WORK TO COMPLETE →
Every entry has to be restated word for word.

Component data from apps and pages
========
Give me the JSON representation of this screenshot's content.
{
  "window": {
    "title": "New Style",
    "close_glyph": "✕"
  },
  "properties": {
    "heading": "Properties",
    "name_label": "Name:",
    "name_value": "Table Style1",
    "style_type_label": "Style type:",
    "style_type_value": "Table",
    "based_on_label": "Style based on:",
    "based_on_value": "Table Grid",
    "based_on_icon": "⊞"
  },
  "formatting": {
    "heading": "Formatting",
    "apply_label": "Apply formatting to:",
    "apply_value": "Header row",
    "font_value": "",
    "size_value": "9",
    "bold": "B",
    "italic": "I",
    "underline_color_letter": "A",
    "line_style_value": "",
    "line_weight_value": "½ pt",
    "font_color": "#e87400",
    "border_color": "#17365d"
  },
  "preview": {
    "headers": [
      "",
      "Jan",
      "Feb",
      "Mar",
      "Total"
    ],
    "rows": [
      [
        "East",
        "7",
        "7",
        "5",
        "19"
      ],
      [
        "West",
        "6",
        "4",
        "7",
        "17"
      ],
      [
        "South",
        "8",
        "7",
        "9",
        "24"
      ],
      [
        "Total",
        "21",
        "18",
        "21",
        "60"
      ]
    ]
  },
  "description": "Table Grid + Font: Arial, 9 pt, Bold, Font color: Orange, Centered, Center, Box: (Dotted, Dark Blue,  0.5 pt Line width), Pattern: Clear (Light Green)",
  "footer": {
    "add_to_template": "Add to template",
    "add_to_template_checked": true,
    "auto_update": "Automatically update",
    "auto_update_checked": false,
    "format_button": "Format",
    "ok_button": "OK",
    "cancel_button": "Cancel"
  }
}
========
RESPONSE BELOW →
Give me the JSON representation of this screenshot's content.
{
  "window": {
    "title": "New Style",
    "close_glyph": "✕"
  },
  "properties": {
    "heading": "Properties",
    "name_label": "Name:",
    "name_value": "Table Style1",
    "style_type_label": "Style type:",
    "style_type_value": "Table",
    "based_on_label": "Style based on:",
    "based_on_value": "Table Grid",
    "based_on_icon": "⊞"
  },
  "formatting": {
    "heading": "Formatting",
    "apply_label": "Apply formatting to:",
    "apply_value": "Header row",
    "font_value": "",
    "size_value": "9",
    "bold": "B",
    "italic": "I",
    "underline_color_letter": "A",
    "line_style_value": "",
    "line_weight_value": "½ pt",
    "font_color": "#e87400",
    "border_color": "#17365d"
  },
  "preview": {
    "headers": [
      "",
      "Jan",
      "Feb",
      "Mar",
      "Total"
    ],
    "rows": [
      [
        "East",
        "7",
        "7",
        "5",
        "19"
      ],
      [
        "West",
        "6",
        "4",
        "7",
        "17"
      ],
      [
        "South",
        "8",
        "7",
        "9",
        "24"
      ],
      [
        "Total",
        "21",
        "18",
        "21",
        "60"
      ]
    ]
  },
  "description": "Table Grid + Font: Arial, 9 pt, Bold, Font color: Orange, Centered, Center, Box: (Dotted, Dark Blue,  0.5 pt Line width), Pattern: Clear (Light Green)",
  "footer": {
    "add_to_template": "Add to template",
    "add_to_template_checked": true,
    "auto_update": "Automatically update",
    "auto_update_checked": false,
    "format_button": "Format",
    "ok_button": "OK",
    "cancel_button": "Cancel"
  }
}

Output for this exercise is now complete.